I've ridden a little over 13,000 miles on motorcycles since last August. 5K on the Connie, 5K on the Sportster and 3K on the KZP. I use the KZP for my wet weather commuting bike since it has a big windshield, fairing and is very rust resistant, the Sportster is for sunny days and fun rides around town and on short trips when I want to feel the wind in my face and the Connie works good for long trips - although I've yet to ride it in really hot weather (unfortunately).

Almost all my transportation is via motorcycle but I start up my 25 year old pickup every so often and take it for a spin just to keep the battery charged and evaporate the moisture from the crankcase. I changed the oil and filter on that a few weeks ago and used a mixture of Valvoline 10-40 motorcycle oil and Chevron 10-30 automotive oil that I had left over from some other oil changes.

My general rule of thumb these days is to change oil and filter every 6 months but if I'm going on longer trips I'll do it more often so I don't exceed the manufacturer's recommended miles between changes. I changed the oil in that pickup at 3 month/3000 mile intervals for over 20 years and put over 200K miles on it and that seemed to work. I'll test it for another 20 years using the 6 month intervals and see how that works out.

Thursday, June 10, 2010

NEOS Overshoes

I used a pair of Firstgear Rubber Rain Boots this season for riding in the rain. The pros are they are light, pack really small and are waterproof. The cons are they are easy to poke holes in and tear. For 15 bucks they are okay - but I'd like something I don't have to replace too often.

I ordered a pair of NEOS Adventurer™ overshoes that cost a bit more (4X) but I think they will do the job and last. The reviews from motorcycle riders on the Aerostich website are positive. They have a nice grippy looking sole, weigh a couple of pounds and pack down to a size of tennis shoes. I'm hoping I don't have too much opportunity to use them until next Fall - but the way this summer is going it's hard to say. I'm sure they will come in handy for commuting and on some road trips.

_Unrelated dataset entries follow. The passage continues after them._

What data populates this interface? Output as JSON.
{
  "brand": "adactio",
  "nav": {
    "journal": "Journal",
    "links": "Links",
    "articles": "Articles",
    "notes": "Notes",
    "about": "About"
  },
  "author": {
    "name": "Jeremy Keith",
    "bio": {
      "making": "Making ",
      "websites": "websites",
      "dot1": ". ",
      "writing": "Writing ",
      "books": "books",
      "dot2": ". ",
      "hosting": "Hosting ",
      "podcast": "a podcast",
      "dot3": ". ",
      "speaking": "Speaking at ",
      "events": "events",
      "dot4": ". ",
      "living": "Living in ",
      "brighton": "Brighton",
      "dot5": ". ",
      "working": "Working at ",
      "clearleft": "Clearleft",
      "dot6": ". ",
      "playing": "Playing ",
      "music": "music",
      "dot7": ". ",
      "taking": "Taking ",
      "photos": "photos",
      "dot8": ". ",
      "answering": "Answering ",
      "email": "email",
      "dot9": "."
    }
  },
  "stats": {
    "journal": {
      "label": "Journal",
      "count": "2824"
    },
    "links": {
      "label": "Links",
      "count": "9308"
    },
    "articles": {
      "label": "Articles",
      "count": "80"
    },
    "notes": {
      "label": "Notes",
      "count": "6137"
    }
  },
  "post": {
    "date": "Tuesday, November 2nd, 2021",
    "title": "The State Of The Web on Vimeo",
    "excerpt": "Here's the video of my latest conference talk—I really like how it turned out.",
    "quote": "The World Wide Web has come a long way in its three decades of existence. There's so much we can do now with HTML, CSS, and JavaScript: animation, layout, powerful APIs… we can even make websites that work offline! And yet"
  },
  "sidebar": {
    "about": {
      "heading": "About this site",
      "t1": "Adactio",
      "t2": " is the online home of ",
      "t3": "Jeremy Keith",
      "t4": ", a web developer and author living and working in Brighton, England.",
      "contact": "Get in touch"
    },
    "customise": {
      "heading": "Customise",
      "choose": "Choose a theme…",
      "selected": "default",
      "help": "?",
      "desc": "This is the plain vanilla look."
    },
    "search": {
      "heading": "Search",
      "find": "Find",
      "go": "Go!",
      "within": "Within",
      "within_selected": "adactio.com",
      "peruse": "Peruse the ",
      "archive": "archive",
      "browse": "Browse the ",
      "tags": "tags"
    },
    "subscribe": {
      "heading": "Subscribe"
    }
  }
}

I like the idea of being able to wear comfortable leather boots and put on waterproof overshoes when I need to, rather than trying to find a waterproof all-around type boot. I'm afraid those would either not breathe and be uncomfortable and too hot - or breathe and not be waterproof. They might be some fairly expensive gore-tex boots that work...but I've already got a pair of leather boots I like, so I'm going to try overshoes for awhile.

NEOS is an acronym for New England Overshoe Company.

Wednesday, June 09, 2010

We Needed An Excuse to Clean The Basement Anyway

We had a lot of rain in a short period of time this afternoon. The storm drains run into the sanitary sewer in this old neighborhood and the sewer system couldn't handle all the water. As a result we had rainwater, sewer water and silt gushing out of the toilet and shower drain in the basement. It's a bit of a mess.

Probably need to look into one of those flapper/check valves that prevent water from the sewer from coming back into the house - so we don't have to go through this again.

Originally uploaded by Jack Crossen

Originally uploaded by Jack Crossen

Originally uploaded by Jack Crossen

Wednesday, June 02, 2010

Like This

I got back to Everett a little after 5 pm on Tuesday.

It was a little over 1900 miles for the Everett, Naches, Klamath Falls, Auburn, Susanville, Madras, Hood River, Everett trip.

We had a blast.

It was wet, windy, warm, cold, sunny, high elevation, low elevation and even a little bit of hail.

I nicked my front tire on something sharp and ended up riding with a little cord showing from Alturus, CA back to Everett. Ordered some new Dunlop Elite 3 tires from Motorcycle Superstore this morning.

I got to ride in a 660 horsepower hot rod, on a boat on a nice lake and on motorcycles with Joe and Tim on some really nice roads in California, Oregon and Washington.

The trickiest riding was leaving Seattle on Wednesday afternoon in the rain. Highway 167 traffic was bumper to bumper for miles with ground fog and water spray coming off the cars. Riding down Yuba Pass in California was a little scary since they had sanded the road and it was curvy and slippery.

I feel very fortunate to live in a place with so many beautiful places to see.